TASK DESCRIPTION:
Copy, from the data below, every line that has "target" in it.

§

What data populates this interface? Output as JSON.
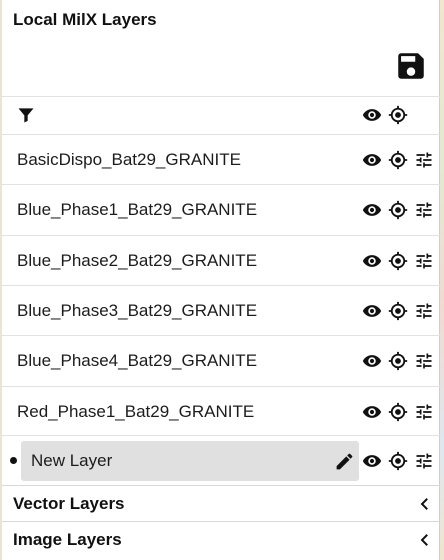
{
  "panel": {
    "title": "Local MilX Layers",
    "save_icon": "floppy-save-icon"
  },
  "filter_row": {
    "icons": [
      "filter-icon",
      "eye-icon",
      "locate-target-icon"
    ]
  },
  "layers": [
    {
      "label": "BasicDispo_Bat29_GRANITE"
    },
    {
      "label": "Blue_Phase1_Bat29_GRANITE"
    },
    {
      "label": "Blue_Phase2_Bat29_GRANITE"
    },
    {
      "label": "Blue_Phase3_Bat29_GRANITE"
    },
    {
      "label": "Blue_Phase4_Bat29_GRANITE"
    },
    {
      "label": "Red_Phase1_Bat29_GRANITE"
    }
  ],
  "active_layer": {
    "label": "New Layer",
    "active": true,
    "edit_icon": "pencil-icon"
  },
  "row_icons": [
    "eye-icon",
    "locate-target-icon",
    "tune-settings-icon"
  ],
  "sections": [
    {
      "label": "Vector Layers",
      "icon": "chevron-left-icon"
    },
    {
      "label": "Image Layers",
      "icon": "chevron-left-icon"
    }
  ],
  "colors": {
    "panel_bg": "#ffffff",
    "active_row_bg": "#e0e0e0",
    "icon_color": "#111111"
  }
}
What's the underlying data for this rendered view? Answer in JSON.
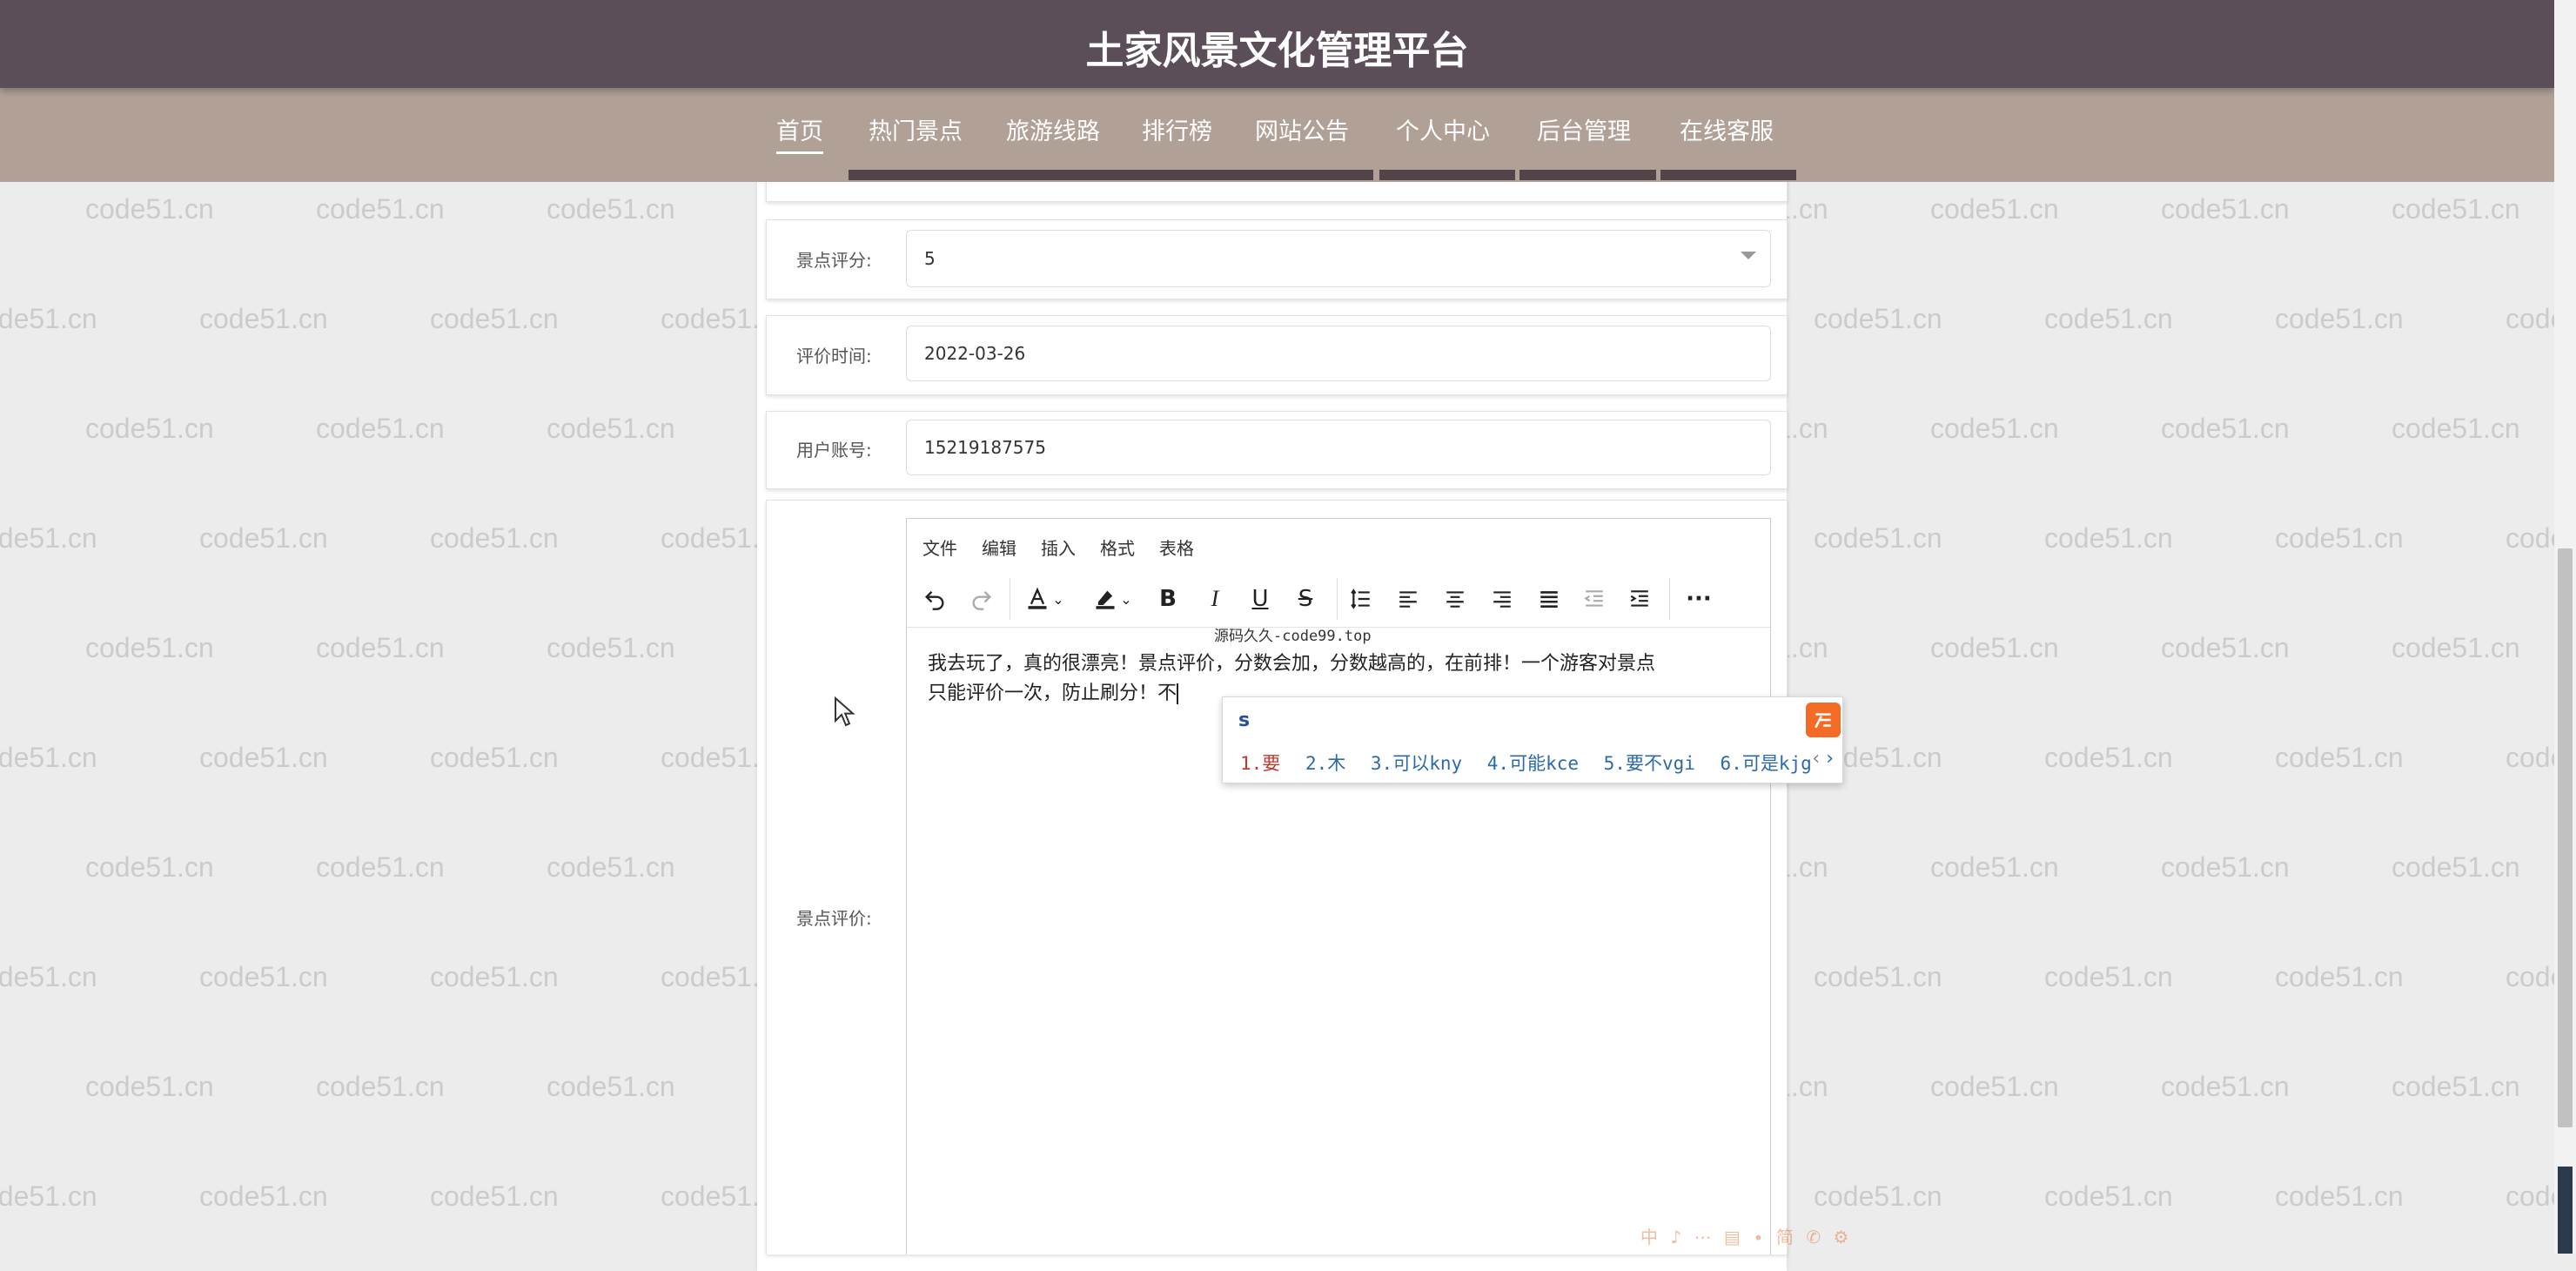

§

THE COMPLETED TASK:
      "locate-target-icon"
    "locate-target-icon",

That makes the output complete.